Wind and water enthusiasts welcomed the return of competitive sailing to Guam’s waters, held through the weekend at the Marianas Yacht Club in Sasa Bay, Piti.

Ten youth competitors — six skilled sailors from Japan as well as up-and-comers from Guam, raced in the 44th Guam-Japan Goodwill Regatta. It was the first competition since the onset of COVID-19.

Sailors did five races on Saturday and five on Sunday. Racers earned points equivalent to their placing, and, after dropping their worst race, the sailor with the fewest amount of points would be declared the winner.

“Now with this younger group, we’re beginning to get the connection that we need to move the skills forward,” said Ginger Porter of the MYC. “I think it’s great. When I was a young person here, we used to race all the time and that’s something I would love to offer to the people again.”

Maeva Conroy, 16, from Yona, competed in the regatta. She started sailing six years ago, during a sailing summer camp.
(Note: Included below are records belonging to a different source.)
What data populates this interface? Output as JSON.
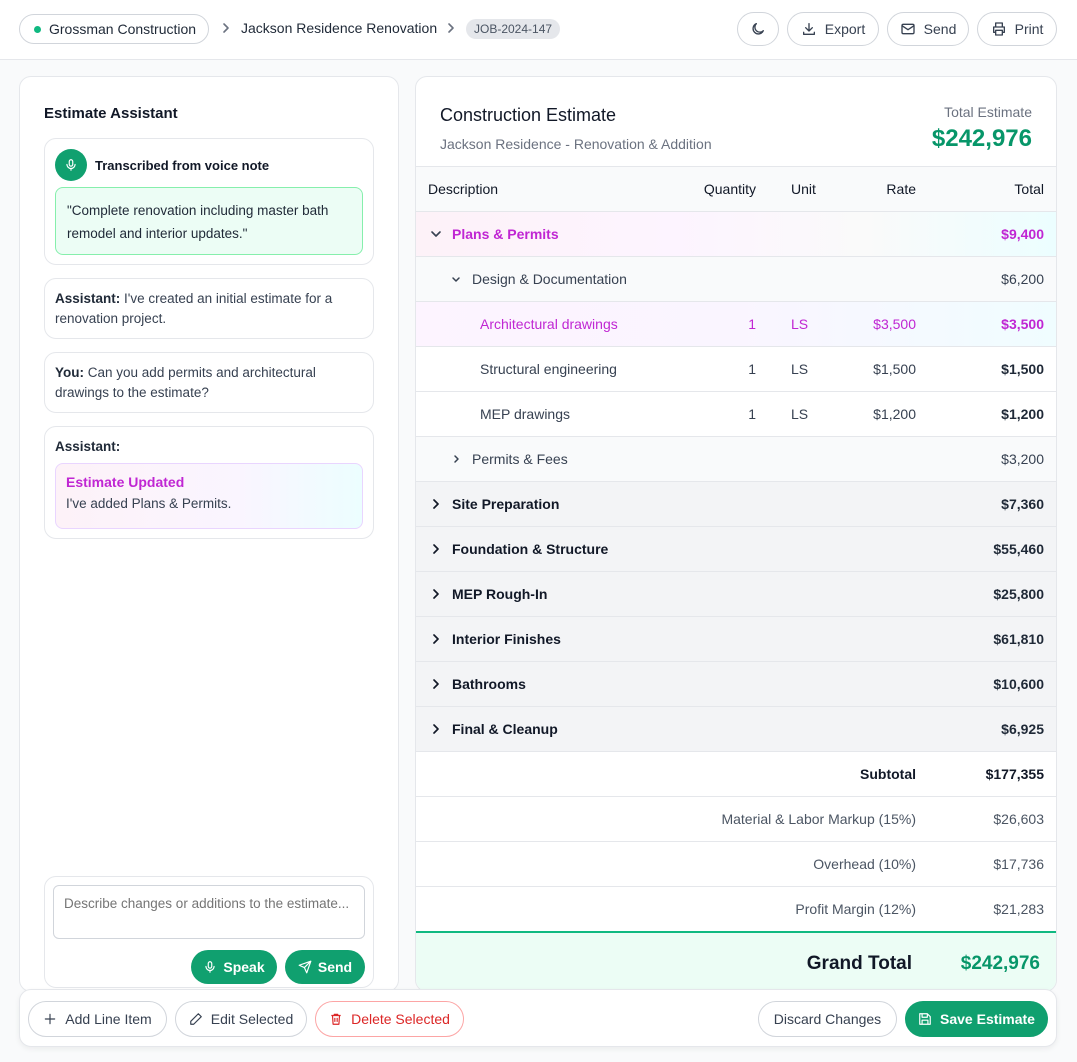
{
  "header": {
    "company": "Grossman Construction",
    "project": "Jackson Residence Renovation",
    "job_id": "JOB-2024-147",
    "buttons": {
      "export": "Export",
      "send": "Send",
      "print": "Print"
    }
  },
  "assistant": {
    "title": "Estimate Assistant",
    "voice_heading": "Transcribed from voice note",
    "voice_quote": "\"Complete renovation including master bath remodel and interior updates.\"",
    "messages": [
      {
        "speaker": "Assistant:",
        "text": "I've created an initial estimate for a renovation project."
      },
      {
        "speaker": "You:",
        "text": "Can you add permits and architectural drawings to the estimate?"
      },
      {
        "speaker": "Assistant:",
        "text": ""
      }
    ],
    "update_title": "Estimate Updated",
    "update_body": "I've added Plans & Permits.",
    "input_placeholder": "Describe changes or additions to the estimate...",
    "speak_label": "Speak",
    "send_label": "Send"
  },
  "estimate": {
    "title": "Construction Estimate",
    "subtitle": "Jackson Residence - Renovation & Addition",
    "total_label": "Total Estimate",
    "total_value": "$242,976",
    "columns": {
      "description": "Description",
      "quantity": "Quantity",
      "unit": "Unit",
      "rate": "Rate",
      "total": "Total"
    },
    "plans": {
      "label": "Plans & Permits",
      "total": "$9,400"
    },
    "design": {
      "label": "Design & Documentation",
      "total": "$6,200"
    },
    "items": [
      {
        "label": "Architectural drawings",
        "qty": "1",
        "unit": "LS",
        "rate": "$3,500",
        "total": "$3,500"
      },
      {
        "label": "Structural engineering",
        "qty": "1",
        "unit": "LS",
        "rate": "$1,500",
        "total": "$1,500"
      },
      {
        "label": "MEP drawings",
        "qty": "1",
        "unit": "LS",
        "rate": "$1,200",
        "total": "$1,200"
      }
    ],
    "permits": {
      "label": "Permits & Fees",
      "total": "$3,200"
    },
    "categories": [
      {
        "label": "Site Preparation",
        "total": "$7,360"
      },
      {
        "label": "Foundation & Structure",
        "total": "$55,460"
      },
      {
        "label": "MEP Rough-In",
        "total": "$25,800"
      },
      {
        "label": "Interior Finishes",
        "total": "$61,810"
      },
      {
        "label": "Bathrooms",
        "total": "$10,600"
      },
      {
        "label": "Final & Cleanup",
        "total": "$6,925"
      }
    ],
    "subtotal_label": "Subtotal",
    "subtotal": "$177,355",
    "markup_label": "Material & Labor Markup (15%)",
    "markup": "$26,603",
    "overhead_label": "Overhead (10%)",
    "overhead": "$17,736",
    "profit_label": "Profit Margin (12%)",
    "profit": "$21,283",
    "grand_label": "Grand Total",
    "grand_total": "$242,976"
  },
  "toolbar": {
    "add": "Add Line Item",
    "edit": "Edit Selected",
    "delete": "Delete Selected",
    "discard": "Discard Changes",
    "save": "Save Estimate"
  },
  "colors": {
    "accent": "#10a06f",
    "highlight": "#c026d3",
    "danger": "#dc2626"
  }
}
“I sailed really well my first race, I was the first one across the finish line from Guam,” she said. “The second race, my boom fell off, so that delayed me and I got disqualified. I definitely learned a lot today. Our guests from Japan, they know a lot about sailing, certainly more than us.”

Patricia Cassidy, a relatively newcomer to the sport, said she felt amazing improvement from the first race to the last race, just by watching the Japanese sailors.

“Towards the end, I finished not toward the back. I’ve learned so much in just these past two days. I’ve never been in a regatta before so this was exciting,” she said. “

MYC member Bill Unser said that each race quickly developed into two packs: the Japanese in the lead group, jockeying for position among themselves, followed by a Guam pack, doing the same among themselves.

Porter spoke about expanding the regatta to Japan. Sailors from Guam would fly to Japan, stay with homestay families, and compete in the waters and conditions prevalent in their areas.

Mike Cassidy, a lifetime lover of the ocean as a fisherman, boat captain and sailor, said he is working to restart a sailing federation here. That would lead to official recognition and inclusion in the Guam National Olympic Committee, which would open doors to solidarity funding for equipment and coaches.

“We want to develop youth sailing on Guam and we think the way to do it is to develop relationships with Japan because it’s close,” he said. “Today was fantastic, we’re developing relationships, so far so good.”

Source : Guampdn